**Data about app and page elements**
=== Begin Enclosure ===

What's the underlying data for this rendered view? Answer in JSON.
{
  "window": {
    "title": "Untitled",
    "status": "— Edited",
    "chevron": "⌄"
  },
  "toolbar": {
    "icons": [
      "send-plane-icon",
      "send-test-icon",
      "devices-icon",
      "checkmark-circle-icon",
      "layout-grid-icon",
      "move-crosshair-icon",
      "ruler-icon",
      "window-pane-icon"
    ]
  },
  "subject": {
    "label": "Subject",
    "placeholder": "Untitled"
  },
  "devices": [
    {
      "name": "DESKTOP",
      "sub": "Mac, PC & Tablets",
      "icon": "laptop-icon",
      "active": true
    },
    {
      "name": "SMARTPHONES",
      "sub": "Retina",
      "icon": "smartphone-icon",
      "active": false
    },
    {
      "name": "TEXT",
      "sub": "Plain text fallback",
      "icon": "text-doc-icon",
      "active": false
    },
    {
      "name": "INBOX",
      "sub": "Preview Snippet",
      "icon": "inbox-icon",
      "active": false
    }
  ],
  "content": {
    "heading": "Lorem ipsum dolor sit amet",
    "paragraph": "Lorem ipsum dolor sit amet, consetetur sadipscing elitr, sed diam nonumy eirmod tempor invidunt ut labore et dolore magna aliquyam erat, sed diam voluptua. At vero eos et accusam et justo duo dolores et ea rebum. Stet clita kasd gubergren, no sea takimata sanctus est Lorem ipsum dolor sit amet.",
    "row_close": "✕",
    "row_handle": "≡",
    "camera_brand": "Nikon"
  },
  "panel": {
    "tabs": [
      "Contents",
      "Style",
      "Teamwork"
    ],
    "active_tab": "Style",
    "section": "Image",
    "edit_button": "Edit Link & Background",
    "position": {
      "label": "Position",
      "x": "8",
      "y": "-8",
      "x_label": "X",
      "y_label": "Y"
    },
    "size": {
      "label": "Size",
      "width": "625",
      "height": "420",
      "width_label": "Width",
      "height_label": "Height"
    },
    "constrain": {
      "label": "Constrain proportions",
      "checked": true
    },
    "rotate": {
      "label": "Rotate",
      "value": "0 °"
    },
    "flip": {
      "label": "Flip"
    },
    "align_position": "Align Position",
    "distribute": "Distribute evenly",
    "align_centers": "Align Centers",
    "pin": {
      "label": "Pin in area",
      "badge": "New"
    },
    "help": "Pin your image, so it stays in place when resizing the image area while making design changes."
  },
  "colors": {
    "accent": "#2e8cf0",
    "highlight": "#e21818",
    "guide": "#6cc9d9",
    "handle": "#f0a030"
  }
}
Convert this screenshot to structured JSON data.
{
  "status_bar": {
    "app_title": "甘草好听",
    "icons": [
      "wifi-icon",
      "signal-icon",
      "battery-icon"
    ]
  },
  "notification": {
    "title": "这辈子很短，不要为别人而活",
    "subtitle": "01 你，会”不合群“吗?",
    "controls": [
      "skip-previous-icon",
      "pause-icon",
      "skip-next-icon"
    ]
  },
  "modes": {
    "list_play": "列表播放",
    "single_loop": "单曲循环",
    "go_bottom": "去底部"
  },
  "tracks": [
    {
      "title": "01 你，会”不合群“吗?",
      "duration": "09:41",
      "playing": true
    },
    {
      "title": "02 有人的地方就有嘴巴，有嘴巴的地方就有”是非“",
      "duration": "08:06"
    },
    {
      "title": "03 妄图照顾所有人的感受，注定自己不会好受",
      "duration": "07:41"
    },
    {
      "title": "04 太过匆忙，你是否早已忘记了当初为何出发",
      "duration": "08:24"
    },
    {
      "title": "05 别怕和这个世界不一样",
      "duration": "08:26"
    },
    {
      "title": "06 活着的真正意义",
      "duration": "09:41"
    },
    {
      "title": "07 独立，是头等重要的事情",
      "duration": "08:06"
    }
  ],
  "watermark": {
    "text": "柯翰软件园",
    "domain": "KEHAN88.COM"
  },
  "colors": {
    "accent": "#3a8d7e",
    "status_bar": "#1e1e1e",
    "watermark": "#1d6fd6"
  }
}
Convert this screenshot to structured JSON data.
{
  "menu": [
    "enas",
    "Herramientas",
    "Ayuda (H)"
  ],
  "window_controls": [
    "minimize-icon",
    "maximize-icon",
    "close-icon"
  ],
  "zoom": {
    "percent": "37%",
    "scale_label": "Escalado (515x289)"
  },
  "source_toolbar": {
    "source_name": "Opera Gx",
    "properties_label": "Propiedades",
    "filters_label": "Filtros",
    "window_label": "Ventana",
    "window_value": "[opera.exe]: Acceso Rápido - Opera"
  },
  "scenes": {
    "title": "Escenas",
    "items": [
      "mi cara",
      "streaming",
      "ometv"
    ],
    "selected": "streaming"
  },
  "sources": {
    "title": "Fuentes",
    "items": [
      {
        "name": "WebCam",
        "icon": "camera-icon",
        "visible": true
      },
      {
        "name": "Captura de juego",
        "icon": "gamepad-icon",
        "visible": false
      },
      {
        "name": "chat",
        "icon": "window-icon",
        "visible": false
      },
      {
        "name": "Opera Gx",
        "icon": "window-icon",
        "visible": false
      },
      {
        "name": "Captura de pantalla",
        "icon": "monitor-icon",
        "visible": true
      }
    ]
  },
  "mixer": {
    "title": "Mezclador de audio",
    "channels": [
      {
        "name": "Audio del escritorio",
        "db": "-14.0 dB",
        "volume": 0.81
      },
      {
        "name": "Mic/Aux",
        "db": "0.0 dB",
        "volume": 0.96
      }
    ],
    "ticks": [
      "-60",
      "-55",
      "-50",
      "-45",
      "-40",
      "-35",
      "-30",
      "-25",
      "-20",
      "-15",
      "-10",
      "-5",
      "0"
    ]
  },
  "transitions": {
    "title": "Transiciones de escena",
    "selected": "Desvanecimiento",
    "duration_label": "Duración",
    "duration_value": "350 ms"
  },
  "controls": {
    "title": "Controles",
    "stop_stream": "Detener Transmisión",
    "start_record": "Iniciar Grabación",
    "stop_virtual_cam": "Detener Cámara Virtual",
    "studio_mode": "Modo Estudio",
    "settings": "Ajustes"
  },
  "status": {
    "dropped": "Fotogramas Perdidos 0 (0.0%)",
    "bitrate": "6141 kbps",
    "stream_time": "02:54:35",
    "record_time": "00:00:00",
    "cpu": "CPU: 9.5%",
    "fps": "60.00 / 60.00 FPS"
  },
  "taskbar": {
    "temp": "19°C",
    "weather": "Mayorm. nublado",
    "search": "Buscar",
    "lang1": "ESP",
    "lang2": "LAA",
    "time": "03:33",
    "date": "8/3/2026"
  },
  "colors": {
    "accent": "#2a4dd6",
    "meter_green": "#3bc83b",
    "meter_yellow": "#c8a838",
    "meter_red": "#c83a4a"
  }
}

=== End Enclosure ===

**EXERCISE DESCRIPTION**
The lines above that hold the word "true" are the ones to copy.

**ANSWER FOR THIS EXERCISE**
      "active": true
      "checked": true
      "playing": true
        "visible": true
        "visible": true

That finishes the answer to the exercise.